Aquaculture & Poisson d'eau douce

Delay for China tariff leaves US importers with excess stocks in sluggish market

fter an overall decline in imports in 2018, US tilapia traders who bought in anticipation of a 1 March tariff hike that never happened may be left with too much fish to sell amidst falling prices and weak demand.


Global production of tilapia in 2018 is estimated to have increased by some 3 –4 percent to around 6.3 million tonnes, continuing a trend of consistent annual growth that has now lasted some 20 years. China remains the leading producer, accounting for around 28 percent of total production and for a significantly larger proportion of global export volume. However, China’s share of farmed tilapia production has been declining as harvests in countries like Egypt, Indonesia and Brazil are now increasing relatively faster. A sustained downward slide in prices and a deterioration of market conditions in the major US market has seen some Chinese aquaculture operators start to explore alternative species. There is a steadily smaller share of tilapia production entering international trade, as many of the more rapidly growing producers are more focused on supplying their domestic markets.

The Brazilian sector is expanding at a rapid rate, with production growing 11.9 percent in 2018 to 400?280 tonnes, according to the Brazilian Aquaculture Association (Peixe BR). This figure represents 55.4 percent of Brazilian fish production and ranks Brazil as the fourth largest tilapia producer worldwide. The bulk of the country’s tilapia aquaculture operations are located in the south of Brazil, in the states of Paraná and São Paulo.

In sub-Saharan Africa, where tilapia farming is still relatively small scale, producers have been struggling with disease problems. Authorities in Ghana are directing large-scale vaccinations following two mass mortality events at tilapia farms on Lake Volta attributed to bacterial infection. In the Southern part of the continent, Tilapia Lake Virus (TiLV) continues to threaten tilapia in Lake Victoria, where the species represents an important source of lowcost protein. In response, FAO have partnered with the Ugandan government and academics to develop and implement a coordinated strategy to mitigate the risks and impact of TiLV’s presence in the region.

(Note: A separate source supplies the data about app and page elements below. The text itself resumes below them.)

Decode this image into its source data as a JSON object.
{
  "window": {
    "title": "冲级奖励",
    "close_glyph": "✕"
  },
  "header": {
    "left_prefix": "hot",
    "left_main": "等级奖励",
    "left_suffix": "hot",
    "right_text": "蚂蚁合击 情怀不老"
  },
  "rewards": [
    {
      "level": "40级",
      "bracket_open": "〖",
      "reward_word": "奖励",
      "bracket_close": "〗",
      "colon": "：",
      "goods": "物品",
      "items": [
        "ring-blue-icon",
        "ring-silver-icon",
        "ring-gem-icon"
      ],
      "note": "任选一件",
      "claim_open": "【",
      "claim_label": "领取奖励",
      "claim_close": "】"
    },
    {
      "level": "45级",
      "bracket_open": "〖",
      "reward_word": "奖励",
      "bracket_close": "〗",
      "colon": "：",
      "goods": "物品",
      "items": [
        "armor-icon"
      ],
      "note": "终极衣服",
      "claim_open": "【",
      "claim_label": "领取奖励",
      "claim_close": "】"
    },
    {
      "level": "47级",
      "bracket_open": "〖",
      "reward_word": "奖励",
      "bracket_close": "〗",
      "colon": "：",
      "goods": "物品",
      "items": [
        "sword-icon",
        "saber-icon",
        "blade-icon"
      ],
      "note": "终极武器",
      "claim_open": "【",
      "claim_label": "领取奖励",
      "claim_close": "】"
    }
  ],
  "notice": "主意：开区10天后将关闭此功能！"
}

Demand for tilapia in the US market did not show much sign of recovery in 2018, as marketers continued to struggle to generate new consumer interest in tilapia products. There are few indications of any imminent reversal of the downward trend, as recent statistics from the NFI suggest that other seafood options such as salmon are steadily taking over tilapia’s market share. Tilapia from China, which is all frozen, is losing market share to fresh product, but even fresh fillet suppliers from South America are suffering from poor consumer perception and the availability of more versatile fish species. Further penetration of the lukewarm EU28 market is also proving difficult, with companies now adopting an approach centred in quality to attempt making headway in this potentially lucrative market.

Progress in Asia, Latin America and Africa has been much more rapid, particularly in domestic markets of producing countries. Brazil exports only a small proportion of its fast-growing production, while China’s domestically produced tilapia is proving popular as a convenience seafood item in the retail sector and in fast-food outlets. Meanwhile, subSaharan Africa is absorbing growing volumes of both regionally produced tilapia and Chinese exports once destined for the US market.


Although demand has been dreary in the United States of America and the EU28, domestic market demand in producer countries and from newer export markets kept traded tilapia prices relatively steady in 2018. FOB prices for frozen fillets out of China have hovered around USD 3.00–3.40 per kg through 2018, while frozen whole fish ranged between USD 2.00–2.20 per kg. For fresh fillets from Latin America, FOB prices bounced between USD 6.50–7.20 per kg.


US buyers’ accelerated buying from China in late 2018 and early 2019 turned out to be premature. The increased availability of fish on the market is threatening price levels in the first half of 2019. Price and market development is heavily dependent on when and if the 25 percent tariff does indeed take effect. This added barrier to Chinese access to the US market could prompt something of a reshuffling of trade routes and offer some opportunities to Latin American suppliers, although fresh Latin American tilapia is not a direct substitute for frozen Chinese product that still is significantly cheaper even with a 25 percent duty. The Brazilian and Colombian tilapia industries are on strong growth trajectories, with Brazilian producers focusing primarily on the domestic market and Colombia looking to develop its export business. Global production of tilapia is expected to increase by around 3 percent to 6.5 million tonnes in 2019, with Chinese growth continuing to lag that of other major producers.